Results

< 30 normal

31 – 60 indeterminate

> 60 is positive and Cystic Fibrosis is likely

What do you do with an Indeterminate test?

Patients with milder phenotypes of Cystic Fibrosis can have a normal or indeterminate sweat chloride level, and 10% of adults diagnosed with CF have a normal sweat chloride. If the sweat chloride test is indeterminate or normal, but suspicion is high for CF, then genetic testing for the whole array of mutations should be performed

References and links for further reading

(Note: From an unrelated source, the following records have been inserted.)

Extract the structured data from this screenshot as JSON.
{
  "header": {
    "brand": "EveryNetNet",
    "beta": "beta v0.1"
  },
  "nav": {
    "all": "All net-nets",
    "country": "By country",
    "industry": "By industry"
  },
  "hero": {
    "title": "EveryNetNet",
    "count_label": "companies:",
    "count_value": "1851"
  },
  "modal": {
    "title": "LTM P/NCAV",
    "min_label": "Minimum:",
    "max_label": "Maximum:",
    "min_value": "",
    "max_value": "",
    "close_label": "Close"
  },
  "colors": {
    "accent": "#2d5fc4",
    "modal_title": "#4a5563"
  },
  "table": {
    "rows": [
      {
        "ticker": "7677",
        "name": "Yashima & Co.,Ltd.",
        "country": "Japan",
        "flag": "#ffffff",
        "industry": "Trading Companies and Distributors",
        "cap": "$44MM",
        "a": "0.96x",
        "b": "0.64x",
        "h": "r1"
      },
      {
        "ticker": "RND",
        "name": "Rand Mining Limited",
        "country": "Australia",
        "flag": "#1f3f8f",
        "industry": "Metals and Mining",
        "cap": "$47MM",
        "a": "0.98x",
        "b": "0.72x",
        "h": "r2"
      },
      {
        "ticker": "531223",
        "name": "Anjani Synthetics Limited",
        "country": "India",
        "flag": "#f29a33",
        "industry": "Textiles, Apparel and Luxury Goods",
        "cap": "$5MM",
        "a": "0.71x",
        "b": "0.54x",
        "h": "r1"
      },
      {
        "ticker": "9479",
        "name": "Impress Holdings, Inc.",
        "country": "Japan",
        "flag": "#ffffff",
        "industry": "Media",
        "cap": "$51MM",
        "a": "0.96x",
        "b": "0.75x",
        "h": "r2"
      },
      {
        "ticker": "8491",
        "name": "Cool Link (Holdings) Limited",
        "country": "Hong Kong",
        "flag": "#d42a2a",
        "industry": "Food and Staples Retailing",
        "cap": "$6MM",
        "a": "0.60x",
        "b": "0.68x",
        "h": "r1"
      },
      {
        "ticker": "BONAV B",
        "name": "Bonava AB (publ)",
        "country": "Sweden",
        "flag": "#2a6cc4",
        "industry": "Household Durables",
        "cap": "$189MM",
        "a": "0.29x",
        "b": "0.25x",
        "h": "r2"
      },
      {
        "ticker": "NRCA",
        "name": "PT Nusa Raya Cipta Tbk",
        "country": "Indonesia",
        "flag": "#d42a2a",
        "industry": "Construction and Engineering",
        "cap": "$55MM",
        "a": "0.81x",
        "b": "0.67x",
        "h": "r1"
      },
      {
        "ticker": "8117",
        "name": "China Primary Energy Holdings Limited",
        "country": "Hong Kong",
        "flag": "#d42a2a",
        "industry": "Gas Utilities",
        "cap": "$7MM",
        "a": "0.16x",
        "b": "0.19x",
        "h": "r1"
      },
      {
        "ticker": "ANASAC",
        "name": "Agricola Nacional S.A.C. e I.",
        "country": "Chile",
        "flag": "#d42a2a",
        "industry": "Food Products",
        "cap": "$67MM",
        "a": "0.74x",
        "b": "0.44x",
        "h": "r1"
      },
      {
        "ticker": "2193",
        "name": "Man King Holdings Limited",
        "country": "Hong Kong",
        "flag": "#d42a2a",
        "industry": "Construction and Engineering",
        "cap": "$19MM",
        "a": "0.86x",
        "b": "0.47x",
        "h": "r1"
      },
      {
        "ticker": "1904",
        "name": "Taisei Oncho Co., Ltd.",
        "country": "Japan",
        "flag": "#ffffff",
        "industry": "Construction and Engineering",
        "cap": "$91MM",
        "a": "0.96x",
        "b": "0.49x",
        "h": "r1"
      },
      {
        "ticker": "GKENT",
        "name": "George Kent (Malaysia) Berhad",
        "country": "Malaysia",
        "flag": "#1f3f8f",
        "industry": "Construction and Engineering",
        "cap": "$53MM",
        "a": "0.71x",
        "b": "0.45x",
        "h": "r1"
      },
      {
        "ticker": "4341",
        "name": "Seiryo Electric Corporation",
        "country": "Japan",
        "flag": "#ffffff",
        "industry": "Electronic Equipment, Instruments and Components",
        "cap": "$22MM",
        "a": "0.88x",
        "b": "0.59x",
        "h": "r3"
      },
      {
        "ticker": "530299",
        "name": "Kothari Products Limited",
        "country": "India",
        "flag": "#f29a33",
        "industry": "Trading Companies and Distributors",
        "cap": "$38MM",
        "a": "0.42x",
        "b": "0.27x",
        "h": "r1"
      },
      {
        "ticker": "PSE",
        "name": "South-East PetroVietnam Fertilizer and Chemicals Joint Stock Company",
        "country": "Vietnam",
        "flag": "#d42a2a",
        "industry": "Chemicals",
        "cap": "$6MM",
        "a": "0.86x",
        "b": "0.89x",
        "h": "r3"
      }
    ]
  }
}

  1. Morice AH, Millqvist E, Bieksiene K, et al. ERS guidelines on the diagnosis and treatment of chronic cough in adults and children. European Respiratory Journal. 2020;55(1). doi:10.1183/13993003.01136-2019
  2. Barker AF. Bronchiectasis. New England Journal of Medicine. 2002;346(18):1383-1393. doi:10.1056/NEJMra012519
  3. Bronchiectasis: a case-based approach to investigation and management | European Respiratory Society. Accessed November 23, 2021. https://err.ersjournals.com/content/27/149/180016
  4. Rowe SM, Miller S, Sorscher EJ. Cystic Fibrosis. New England Journal of Medicine. 2005;352(19):1992-2001. doi:10.1056/NEJMra043184
  5. Shteinberg M, Haq IJ, Polineni D, Davies JC. Cystic fibrosis. The Lancet. 2021;397(10290):2195-2211. doi:10.1016/S0140-6736(20)32542-3
  6. Jain R. Diagnosing Cystic Fibrosis in Adults: Better Late Than Never. Annals ATS. 2018;15(10):1140-1141. doi:10.1513/AnnalsATS.201806-432ED